|2008 - Brian Gionta||81||20||40||60||12||32||3||3||1||0||248||8.1|
Advanced ES stats: QUAL COMP +0.01, QUAL TEAM +0.10, +10.9 corsi, ESP/60 2.42
A strong scorer out of Boston College, Gionta had to overcome the severe handicap that is his diminutive stature to make the show. Gionta cracked the Devils roster for 30 odd-games in his rookie season (01/02) and made the leap for good the following year. In his third season as a pro, Gionta cracked the 20 goal barrier and hasn't fallen below that level since.
Aside from his height (5'7") and weight (generously listed at 175 pounds), Gionta's numbers are solid across the board. He scored 48 goals the year after the lock-out, but that had a lot to do with his career bests in SH% (16.9), shots on goal (293) and, owing to the obstruction crackdown, a boatload of PP time. He scored 24 of his 48 goals that year on the man advantage - he's scored 22 PPG in the three seasons hence.
Clearly Gionta isn't an actual 40 goal scorer (which served to propel his salary up to it's current $4M) so the little guy is in line for a pay cut. What he is, however, is a consistent 20+ goal man. He tends to generate a lot of shots on net (3.06/game) and is adept at finding soft areas in the offensive zone due to his shifty nature.
Some of the caveats that apply to Samuelsson are relevent here as well: the Devils were one of the strongest teams in the East this season and Gio spent generous portions of time with some good players at ES (most notably, Elias). He didn't, however, play with Parise a lot at ES so at least we know his numbers aren't being propped up by Zach's monster season.
I've mentioned his size, which can be detrimental in a big mans game.

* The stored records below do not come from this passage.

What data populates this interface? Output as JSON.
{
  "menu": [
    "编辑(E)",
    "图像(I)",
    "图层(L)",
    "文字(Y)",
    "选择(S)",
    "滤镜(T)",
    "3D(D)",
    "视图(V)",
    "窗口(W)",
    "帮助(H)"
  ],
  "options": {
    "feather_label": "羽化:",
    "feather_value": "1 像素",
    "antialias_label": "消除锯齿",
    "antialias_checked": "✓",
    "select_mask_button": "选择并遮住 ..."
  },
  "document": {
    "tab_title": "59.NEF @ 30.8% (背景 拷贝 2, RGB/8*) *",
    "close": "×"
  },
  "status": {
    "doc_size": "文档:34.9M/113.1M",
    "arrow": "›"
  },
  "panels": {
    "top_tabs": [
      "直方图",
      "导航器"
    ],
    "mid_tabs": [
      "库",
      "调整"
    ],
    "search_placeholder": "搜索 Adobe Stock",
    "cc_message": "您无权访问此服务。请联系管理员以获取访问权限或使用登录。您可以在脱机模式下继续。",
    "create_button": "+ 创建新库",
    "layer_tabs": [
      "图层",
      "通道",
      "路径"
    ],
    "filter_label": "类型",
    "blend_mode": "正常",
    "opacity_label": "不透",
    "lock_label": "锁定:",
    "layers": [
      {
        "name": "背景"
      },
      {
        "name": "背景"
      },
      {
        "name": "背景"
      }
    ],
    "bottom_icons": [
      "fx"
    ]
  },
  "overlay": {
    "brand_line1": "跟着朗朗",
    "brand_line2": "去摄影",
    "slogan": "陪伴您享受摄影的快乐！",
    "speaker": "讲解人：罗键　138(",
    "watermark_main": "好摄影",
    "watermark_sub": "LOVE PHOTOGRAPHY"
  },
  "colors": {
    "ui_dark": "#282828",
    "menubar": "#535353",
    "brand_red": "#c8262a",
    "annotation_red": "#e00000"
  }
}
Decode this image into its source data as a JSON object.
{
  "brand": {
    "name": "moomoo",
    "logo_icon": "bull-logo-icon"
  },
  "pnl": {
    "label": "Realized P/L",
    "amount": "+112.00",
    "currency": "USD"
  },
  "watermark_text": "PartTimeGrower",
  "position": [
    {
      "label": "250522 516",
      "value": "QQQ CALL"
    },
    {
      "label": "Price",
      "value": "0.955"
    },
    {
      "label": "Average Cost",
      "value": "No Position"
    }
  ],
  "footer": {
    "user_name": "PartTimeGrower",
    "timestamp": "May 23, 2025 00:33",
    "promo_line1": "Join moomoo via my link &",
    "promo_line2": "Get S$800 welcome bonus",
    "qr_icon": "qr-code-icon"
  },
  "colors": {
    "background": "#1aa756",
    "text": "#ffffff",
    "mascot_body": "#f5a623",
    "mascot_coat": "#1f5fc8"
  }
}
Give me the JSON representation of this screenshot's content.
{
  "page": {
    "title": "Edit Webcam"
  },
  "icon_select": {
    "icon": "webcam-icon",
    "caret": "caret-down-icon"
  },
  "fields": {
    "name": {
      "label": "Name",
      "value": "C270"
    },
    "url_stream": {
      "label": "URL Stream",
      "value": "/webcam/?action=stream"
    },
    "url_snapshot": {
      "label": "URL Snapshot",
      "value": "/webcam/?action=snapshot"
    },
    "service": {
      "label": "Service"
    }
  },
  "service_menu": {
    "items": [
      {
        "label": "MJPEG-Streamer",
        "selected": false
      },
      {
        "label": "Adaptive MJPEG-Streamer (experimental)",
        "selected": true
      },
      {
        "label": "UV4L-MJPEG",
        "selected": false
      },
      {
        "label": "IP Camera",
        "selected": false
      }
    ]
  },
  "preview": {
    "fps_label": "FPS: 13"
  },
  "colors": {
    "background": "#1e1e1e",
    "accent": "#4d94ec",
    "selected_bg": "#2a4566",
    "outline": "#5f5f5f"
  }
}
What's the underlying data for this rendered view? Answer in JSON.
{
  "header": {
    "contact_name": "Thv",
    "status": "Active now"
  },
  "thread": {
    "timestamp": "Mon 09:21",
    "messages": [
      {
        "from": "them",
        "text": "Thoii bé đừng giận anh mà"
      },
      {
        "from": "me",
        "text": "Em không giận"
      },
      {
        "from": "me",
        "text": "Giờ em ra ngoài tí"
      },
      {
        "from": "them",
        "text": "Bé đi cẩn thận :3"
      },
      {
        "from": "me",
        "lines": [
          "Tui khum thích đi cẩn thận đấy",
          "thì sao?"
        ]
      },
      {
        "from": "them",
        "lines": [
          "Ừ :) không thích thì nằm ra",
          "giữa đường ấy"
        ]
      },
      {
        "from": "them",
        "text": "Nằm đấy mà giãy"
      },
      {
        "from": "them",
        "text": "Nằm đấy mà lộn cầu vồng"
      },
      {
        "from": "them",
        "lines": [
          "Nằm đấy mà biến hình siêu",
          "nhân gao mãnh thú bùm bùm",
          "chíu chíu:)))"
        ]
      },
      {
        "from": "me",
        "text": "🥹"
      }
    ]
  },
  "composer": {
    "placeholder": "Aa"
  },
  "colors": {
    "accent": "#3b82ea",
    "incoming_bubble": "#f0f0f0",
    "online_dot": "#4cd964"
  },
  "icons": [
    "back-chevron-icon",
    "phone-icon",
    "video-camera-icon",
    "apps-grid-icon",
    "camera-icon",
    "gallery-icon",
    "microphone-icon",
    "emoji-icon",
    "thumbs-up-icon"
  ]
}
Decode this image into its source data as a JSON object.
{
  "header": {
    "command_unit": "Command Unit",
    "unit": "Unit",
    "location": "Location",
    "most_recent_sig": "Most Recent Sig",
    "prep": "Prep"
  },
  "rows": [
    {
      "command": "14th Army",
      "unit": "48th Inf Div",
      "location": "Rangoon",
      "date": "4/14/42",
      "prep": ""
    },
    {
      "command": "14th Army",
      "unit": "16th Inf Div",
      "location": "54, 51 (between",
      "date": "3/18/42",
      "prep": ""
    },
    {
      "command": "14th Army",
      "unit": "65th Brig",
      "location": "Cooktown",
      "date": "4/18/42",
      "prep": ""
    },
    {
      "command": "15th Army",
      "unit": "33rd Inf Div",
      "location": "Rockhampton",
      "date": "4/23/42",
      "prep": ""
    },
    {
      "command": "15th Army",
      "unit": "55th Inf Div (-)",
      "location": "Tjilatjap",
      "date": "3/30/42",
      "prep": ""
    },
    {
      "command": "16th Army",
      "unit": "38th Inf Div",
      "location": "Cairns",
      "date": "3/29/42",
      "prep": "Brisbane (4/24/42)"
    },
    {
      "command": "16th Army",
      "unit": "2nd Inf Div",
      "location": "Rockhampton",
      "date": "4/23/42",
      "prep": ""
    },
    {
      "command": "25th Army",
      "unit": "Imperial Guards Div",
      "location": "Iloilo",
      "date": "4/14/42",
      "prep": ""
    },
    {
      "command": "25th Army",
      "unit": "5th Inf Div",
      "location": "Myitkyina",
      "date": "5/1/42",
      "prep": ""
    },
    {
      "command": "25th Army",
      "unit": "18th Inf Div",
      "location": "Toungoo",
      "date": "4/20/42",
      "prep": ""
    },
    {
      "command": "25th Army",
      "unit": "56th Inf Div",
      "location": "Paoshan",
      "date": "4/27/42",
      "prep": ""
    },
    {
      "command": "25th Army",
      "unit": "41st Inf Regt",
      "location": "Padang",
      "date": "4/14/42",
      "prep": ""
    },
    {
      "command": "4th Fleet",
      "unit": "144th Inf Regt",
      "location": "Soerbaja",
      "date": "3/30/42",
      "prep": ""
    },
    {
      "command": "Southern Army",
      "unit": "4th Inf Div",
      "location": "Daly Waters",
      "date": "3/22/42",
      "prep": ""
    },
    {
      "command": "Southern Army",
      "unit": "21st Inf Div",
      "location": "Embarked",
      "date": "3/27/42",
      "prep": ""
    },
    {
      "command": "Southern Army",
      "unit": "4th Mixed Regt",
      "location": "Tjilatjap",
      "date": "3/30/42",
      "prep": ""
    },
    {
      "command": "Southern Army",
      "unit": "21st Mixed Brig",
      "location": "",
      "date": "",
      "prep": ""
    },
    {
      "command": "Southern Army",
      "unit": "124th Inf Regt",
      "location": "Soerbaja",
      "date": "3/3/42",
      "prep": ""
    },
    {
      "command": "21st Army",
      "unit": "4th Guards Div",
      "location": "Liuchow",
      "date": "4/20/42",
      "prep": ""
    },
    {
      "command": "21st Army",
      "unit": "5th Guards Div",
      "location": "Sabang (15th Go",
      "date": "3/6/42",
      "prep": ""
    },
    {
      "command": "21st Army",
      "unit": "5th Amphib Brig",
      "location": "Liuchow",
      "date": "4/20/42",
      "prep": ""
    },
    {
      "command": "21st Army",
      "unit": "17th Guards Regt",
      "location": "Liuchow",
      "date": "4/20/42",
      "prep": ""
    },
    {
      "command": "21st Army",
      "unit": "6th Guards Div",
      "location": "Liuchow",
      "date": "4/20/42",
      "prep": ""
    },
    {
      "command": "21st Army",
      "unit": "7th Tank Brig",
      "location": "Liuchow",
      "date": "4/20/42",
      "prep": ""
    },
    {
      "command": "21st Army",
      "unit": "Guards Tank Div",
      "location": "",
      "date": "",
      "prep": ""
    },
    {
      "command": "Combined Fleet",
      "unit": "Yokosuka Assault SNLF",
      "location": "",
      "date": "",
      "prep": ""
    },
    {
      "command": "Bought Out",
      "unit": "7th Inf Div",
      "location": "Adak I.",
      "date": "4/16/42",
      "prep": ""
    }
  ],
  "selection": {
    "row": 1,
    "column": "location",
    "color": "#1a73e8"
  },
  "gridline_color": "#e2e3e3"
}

In addition, Gionta has put up pedestrian numbers on the PP for two straight seasons (3.40/60 and 3.75/60) even though one would imagine the man advantage being a strength after his 24 goal outburst in 05/06. And while he's never been overly sheltered, Gionta has never really faced tough competition in NJD, so he likely has to play away from the big boys to be really effective.
Gionta is a strong scorer and tricky with the puck on his stick. He's never going to run anyone over, though, and he has to win puck battles via guile and quickness rather than strength. I think his SH% is set to bounce back up to career norms next year (11.3), so whoever gets him should benefit from a bit from the rebound. He could probably be a strong second-line/first PP unit contributor for the Flames, but I think it's unlikely Sutter will take a chance on Gionta given the organizations continued commitment to building a "big, mean" team.